[[ Source material, beginning ]]

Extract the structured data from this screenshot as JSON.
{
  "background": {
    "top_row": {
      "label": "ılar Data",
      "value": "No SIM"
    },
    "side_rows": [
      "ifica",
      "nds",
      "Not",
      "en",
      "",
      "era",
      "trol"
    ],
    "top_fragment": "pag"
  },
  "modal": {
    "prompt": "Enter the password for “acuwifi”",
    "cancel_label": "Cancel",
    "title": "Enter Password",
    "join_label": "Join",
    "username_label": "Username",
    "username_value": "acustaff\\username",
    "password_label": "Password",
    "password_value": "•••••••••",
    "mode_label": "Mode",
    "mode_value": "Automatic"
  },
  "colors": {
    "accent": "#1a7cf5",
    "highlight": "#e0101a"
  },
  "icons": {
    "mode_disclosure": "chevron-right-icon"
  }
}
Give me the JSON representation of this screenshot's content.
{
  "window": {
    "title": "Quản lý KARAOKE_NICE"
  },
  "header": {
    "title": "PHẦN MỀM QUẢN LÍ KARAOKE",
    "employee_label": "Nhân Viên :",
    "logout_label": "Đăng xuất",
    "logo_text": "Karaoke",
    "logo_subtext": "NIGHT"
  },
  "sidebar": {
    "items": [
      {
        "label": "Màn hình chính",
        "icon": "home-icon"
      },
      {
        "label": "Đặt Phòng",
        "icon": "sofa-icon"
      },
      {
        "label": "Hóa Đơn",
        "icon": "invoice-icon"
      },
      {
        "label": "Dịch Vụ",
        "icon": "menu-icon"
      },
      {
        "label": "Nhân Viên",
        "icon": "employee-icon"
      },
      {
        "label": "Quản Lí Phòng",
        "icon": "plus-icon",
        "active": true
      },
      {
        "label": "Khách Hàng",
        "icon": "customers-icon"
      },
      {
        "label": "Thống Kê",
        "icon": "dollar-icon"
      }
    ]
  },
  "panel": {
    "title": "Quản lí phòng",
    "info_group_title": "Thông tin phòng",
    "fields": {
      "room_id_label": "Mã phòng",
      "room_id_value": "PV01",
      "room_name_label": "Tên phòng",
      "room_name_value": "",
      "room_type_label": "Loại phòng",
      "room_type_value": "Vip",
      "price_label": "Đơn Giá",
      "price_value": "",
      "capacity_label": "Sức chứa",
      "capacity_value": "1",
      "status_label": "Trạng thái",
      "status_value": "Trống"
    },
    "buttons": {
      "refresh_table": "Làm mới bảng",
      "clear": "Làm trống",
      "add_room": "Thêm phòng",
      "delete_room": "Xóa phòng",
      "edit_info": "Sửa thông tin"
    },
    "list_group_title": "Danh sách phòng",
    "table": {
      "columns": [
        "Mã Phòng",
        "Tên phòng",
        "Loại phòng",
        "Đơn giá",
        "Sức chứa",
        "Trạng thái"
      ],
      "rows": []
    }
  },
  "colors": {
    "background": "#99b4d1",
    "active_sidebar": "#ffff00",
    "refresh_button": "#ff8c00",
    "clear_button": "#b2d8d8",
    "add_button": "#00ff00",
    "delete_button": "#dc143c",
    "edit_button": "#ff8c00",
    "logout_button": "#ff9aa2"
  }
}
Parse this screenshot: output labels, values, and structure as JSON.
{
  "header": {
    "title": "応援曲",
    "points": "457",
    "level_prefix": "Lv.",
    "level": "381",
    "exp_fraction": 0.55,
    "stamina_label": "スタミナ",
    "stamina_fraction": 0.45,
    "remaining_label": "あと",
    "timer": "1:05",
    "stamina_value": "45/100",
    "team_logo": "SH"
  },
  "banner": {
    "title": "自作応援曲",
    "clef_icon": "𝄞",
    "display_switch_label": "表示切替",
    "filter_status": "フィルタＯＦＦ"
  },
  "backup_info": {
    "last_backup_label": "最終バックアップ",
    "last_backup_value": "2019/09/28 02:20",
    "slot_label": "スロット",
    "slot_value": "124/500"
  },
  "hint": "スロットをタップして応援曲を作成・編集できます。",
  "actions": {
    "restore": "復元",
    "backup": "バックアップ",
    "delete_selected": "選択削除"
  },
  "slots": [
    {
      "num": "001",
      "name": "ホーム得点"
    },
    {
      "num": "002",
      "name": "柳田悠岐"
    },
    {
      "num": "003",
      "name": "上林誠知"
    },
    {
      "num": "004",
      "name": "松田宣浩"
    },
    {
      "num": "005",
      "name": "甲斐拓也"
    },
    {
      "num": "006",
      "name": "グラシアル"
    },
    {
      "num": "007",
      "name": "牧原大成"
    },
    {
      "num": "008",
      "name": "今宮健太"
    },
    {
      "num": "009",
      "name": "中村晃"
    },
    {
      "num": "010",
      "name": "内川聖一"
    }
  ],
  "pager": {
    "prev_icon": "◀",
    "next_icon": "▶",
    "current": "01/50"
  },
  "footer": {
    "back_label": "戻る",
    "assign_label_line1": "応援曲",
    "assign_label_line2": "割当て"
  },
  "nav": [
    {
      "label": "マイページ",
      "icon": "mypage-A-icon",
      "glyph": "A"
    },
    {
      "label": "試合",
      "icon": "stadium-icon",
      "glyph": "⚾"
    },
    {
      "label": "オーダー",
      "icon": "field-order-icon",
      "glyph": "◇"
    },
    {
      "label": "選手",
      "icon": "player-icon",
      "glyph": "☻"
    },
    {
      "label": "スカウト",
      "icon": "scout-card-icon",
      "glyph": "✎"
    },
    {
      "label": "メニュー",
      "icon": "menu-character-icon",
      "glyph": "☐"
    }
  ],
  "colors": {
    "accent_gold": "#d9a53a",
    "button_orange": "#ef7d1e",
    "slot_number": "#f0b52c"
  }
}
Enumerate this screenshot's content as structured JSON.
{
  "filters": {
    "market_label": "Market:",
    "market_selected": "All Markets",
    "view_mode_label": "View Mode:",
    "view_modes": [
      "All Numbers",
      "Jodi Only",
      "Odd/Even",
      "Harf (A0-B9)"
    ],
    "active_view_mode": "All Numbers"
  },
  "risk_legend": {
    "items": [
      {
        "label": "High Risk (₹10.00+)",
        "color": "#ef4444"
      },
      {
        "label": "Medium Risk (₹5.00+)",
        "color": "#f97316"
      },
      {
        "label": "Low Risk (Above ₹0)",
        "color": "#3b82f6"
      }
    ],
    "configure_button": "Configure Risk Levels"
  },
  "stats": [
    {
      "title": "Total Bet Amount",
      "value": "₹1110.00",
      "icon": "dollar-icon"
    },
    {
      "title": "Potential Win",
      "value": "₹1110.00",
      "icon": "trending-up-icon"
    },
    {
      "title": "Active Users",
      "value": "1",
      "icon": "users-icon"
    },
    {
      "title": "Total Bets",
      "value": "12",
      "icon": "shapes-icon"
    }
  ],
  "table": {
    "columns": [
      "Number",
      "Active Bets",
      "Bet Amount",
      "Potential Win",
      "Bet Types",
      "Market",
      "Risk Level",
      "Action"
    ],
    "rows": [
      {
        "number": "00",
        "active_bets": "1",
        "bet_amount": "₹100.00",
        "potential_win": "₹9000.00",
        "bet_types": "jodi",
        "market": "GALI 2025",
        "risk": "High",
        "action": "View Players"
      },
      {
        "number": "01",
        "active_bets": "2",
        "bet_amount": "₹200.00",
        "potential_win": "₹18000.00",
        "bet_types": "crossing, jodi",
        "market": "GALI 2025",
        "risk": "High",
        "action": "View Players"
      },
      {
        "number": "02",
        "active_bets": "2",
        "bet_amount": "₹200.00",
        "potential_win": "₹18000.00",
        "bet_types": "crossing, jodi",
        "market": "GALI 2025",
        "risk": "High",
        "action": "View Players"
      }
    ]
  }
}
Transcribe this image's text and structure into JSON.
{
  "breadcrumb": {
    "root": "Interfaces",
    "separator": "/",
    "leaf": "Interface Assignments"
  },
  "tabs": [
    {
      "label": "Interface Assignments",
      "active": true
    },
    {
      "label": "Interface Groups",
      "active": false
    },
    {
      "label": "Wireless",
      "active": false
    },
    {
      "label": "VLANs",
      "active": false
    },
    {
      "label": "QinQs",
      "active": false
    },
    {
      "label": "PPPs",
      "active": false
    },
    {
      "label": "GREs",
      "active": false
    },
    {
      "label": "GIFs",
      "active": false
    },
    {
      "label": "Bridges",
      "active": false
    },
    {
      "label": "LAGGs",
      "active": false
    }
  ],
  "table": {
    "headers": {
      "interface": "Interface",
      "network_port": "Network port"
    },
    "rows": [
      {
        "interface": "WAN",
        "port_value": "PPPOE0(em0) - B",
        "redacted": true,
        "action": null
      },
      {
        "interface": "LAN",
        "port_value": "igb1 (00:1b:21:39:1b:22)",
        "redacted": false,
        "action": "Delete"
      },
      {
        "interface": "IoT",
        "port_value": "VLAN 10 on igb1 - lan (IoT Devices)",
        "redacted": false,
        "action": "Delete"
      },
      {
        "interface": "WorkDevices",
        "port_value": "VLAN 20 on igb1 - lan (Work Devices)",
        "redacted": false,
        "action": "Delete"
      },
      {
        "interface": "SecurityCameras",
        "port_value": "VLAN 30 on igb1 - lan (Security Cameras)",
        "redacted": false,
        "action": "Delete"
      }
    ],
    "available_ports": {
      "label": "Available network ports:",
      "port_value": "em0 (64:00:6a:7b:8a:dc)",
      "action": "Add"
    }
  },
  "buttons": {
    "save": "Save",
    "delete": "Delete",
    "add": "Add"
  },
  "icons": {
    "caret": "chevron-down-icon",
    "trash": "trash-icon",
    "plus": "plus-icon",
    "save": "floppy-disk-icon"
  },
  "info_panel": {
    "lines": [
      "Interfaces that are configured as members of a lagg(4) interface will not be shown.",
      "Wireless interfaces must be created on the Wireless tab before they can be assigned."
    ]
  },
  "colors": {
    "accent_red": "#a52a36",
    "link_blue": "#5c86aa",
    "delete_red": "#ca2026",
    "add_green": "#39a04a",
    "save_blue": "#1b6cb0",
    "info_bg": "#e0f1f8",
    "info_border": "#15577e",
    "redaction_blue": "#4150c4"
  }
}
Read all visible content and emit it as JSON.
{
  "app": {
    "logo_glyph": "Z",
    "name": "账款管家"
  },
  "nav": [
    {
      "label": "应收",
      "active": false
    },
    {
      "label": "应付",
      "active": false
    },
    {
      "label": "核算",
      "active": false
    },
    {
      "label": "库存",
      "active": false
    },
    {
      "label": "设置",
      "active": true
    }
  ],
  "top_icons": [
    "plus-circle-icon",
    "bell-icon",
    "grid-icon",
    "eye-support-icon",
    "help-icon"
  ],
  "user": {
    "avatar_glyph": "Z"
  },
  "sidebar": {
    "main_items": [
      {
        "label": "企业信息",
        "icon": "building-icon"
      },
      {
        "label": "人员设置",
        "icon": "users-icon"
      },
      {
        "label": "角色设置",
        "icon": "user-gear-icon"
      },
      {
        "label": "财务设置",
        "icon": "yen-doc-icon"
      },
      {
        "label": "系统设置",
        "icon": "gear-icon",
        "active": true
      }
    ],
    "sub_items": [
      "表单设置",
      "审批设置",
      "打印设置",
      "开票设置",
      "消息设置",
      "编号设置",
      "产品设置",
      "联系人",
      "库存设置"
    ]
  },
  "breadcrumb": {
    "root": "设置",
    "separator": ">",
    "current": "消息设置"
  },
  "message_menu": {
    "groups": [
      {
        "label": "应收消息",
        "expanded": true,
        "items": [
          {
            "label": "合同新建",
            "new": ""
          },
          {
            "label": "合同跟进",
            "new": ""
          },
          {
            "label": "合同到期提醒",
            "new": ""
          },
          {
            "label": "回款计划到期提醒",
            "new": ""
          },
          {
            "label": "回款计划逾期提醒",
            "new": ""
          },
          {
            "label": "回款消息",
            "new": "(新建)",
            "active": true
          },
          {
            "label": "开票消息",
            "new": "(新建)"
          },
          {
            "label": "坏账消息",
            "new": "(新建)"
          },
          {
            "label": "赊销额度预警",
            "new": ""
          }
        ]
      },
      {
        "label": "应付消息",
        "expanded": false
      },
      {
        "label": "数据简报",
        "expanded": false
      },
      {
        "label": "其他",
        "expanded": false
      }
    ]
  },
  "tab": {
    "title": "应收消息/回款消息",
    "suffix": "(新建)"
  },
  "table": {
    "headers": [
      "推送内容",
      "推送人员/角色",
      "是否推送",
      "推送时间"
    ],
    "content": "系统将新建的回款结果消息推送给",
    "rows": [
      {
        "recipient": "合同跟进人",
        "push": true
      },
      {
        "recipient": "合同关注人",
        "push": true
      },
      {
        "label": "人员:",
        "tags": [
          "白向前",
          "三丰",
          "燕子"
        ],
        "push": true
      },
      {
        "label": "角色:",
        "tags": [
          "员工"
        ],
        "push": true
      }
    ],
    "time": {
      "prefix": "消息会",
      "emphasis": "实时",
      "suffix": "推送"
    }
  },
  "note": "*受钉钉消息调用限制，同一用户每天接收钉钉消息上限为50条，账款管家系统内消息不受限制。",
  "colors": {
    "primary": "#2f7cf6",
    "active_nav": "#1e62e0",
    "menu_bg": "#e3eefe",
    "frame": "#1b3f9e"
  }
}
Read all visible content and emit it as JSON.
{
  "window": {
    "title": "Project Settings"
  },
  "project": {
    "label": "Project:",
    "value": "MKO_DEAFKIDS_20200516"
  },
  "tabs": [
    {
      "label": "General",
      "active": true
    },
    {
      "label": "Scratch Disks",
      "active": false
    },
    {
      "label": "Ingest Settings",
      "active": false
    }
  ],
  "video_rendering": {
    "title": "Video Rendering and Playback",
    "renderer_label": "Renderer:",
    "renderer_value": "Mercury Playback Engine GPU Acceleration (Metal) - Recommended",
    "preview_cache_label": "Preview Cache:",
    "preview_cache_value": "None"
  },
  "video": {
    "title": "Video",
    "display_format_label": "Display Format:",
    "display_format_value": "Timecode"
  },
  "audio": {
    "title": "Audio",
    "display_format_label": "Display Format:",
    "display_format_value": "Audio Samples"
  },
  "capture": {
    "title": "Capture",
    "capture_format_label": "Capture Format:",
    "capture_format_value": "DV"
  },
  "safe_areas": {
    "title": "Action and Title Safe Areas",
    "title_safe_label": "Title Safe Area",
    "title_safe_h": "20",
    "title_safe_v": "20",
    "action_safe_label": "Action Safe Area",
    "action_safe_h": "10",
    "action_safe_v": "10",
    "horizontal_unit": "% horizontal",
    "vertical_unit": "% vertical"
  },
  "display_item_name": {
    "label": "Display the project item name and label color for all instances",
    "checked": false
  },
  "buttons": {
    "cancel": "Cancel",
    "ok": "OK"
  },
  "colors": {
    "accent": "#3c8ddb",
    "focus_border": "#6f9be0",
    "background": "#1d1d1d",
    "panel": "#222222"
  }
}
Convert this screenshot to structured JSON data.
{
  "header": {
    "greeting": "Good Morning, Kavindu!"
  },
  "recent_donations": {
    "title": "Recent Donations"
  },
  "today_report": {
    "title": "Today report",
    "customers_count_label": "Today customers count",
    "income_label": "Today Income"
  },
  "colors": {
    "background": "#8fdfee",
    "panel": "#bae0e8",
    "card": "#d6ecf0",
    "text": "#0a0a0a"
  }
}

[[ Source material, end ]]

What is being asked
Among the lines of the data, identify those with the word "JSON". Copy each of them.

Response area
Extract the structured data from this screenshot as JSON.
Give me the JSON representation of this screenshot's content.
Parse this screenshot: output labels, values, and structure as JSON.
Enumerate this screenshot's content as structured JSON.
Transcribe this image's text and structure into JSON.
Read all visible content and emit it as JSON.
Read all visible content and emit it as JSON.
Convert this screenshot to structured JSON data.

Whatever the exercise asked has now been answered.